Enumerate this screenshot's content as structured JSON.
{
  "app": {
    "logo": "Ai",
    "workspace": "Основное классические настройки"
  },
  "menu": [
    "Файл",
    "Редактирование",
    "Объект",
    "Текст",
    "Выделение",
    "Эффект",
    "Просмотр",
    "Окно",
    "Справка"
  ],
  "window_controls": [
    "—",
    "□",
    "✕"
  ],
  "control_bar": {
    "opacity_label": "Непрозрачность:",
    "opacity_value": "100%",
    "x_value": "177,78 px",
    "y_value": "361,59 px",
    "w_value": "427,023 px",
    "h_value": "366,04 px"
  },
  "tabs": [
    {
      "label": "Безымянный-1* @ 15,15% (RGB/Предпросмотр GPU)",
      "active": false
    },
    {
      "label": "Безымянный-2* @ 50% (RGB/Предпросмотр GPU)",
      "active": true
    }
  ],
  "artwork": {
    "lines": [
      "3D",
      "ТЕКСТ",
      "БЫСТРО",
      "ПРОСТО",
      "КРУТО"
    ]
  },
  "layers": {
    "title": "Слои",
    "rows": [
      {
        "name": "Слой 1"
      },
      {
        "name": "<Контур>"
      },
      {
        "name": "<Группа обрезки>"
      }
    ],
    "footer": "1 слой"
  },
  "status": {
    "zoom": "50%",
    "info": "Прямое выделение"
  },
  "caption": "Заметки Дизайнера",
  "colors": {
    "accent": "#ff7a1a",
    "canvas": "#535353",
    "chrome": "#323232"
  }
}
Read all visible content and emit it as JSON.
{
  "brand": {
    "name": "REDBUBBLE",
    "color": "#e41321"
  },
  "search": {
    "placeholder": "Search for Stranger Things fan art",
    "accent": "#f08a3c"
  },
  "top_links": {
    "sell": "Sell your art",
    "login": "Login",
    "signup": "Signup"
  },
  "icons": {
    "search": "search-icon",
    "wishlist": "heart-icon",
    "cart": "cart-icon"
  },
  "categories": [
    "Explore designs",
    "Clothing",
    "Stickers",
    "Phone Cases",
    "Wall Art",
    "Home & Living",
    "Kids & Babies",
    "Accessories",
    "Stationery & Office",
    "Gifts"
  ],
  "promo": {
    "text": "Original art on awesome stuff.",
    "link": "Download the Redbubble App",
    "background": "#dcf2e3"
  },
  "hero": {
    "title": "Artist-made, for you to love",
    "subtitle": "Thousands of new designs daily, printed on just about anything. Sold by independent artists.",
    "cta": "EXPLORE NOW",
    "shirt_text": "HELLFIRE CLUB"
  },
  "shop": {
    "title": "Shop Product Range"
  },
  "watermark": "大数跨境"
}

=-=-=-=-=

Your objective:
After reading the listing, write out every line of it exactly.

Result of the task:
Enumerate this screenshot's content as structured JSON.
{
  "app": {
    "logo": "Ai",
    "workspace": "Основное классические настройки"
  },
  "menu": [
    "Файл",
    "Редактирование",
    "Объект",
    "Текст",
    "Выделение",
    "Эффект",
    "Просмотр",
    "Окно",
    "Справка"
  ],
  "window_controls": [
    "—",
    "□",
    "✕"
  ],
  "control_bar": {
    "opacity_label": "Непрозрачность:",
    "opacity_value": "100%",
    "x_value": "177,78 px",
    "y_value": "361,59 px",
    "w_value": "427,023 px",
    "h_value": "366,04 px"
  },
  "tabs": [
    {
      "label": "Безымянный-1* @ 15,15% (RGB/Предпросмотр GPU)",
      "active": false
    },
    {
      "label": "Безымянный-2* @ 50% (RGB/Предпросмотр GPU)",
      "active": true
    }
  ],
  "artwork": {
    "lines": [
      "3D",
      "ТЕКСТ",
      "БЫСТРО",
      "ПРОСТО",
      "КРУТО"
    ]
  },
  "layers": {
    "title": "Слои",
    "rows": [
      {
        "name": "Слой 1"
      },
      {
        "name": "<Контур>"
      },
      {
        "name": "<Группа обрезки>"
      }
    ],
    "footer": "1 слой"
  },
  "status": {
    "zoom": "50%",
    "info": "Прямое выделение"
  },
  "caption": "Заметки Дизайнера",
  "colors": {
    "accent": "#ff7a1a",
    "canvas": "#535353",
    "chrome": "#323232"
  }
}
Read all visible content and emit it as JSON.
{
  "brand": {
    "name": "REDBUBBLE",
    "color": "#e41321"
  },
  "search": {
    "placeholder": "Search for Stranger Things fan art",
    "accent": "#f08a3c"
  },
  "top_links": {
    "sell": "Sell your art",
    "login": "Login",
    "signup": "Signup"
  },
  "icons": {
    "search": "search-icon",
    "wishlist": "heart-icon",
    "cart": "cart-icon"
  },
  "categories": [
    "Explore designs",
    "Clothing",
    "Stickers",
    "Phone Cases",
    "Wall Art",
    "Home & Living",
    "Kids & Babies",
    "Accessories",
    "Stationery & Office",
    "Gifts"
  ],
  "promo": {
    "text": "Original art on awesome stuff.",
    "link": "Download the Redbubble App",
    "background": "#dcf2e3"
  },
  "hero": {
    "title": "Artist-made, for you to love",
    "subtitle": "Thousands of new designs daily, printed on just about anything. Sold by independent artists.",
    "cta": "EXPLORE NOW",
    "shirt_text": "HELLFIRE CLUB"
  },
  "shop": {
    "title": "Shop Product Range"
  },
  "watermark": "大数跨境"
}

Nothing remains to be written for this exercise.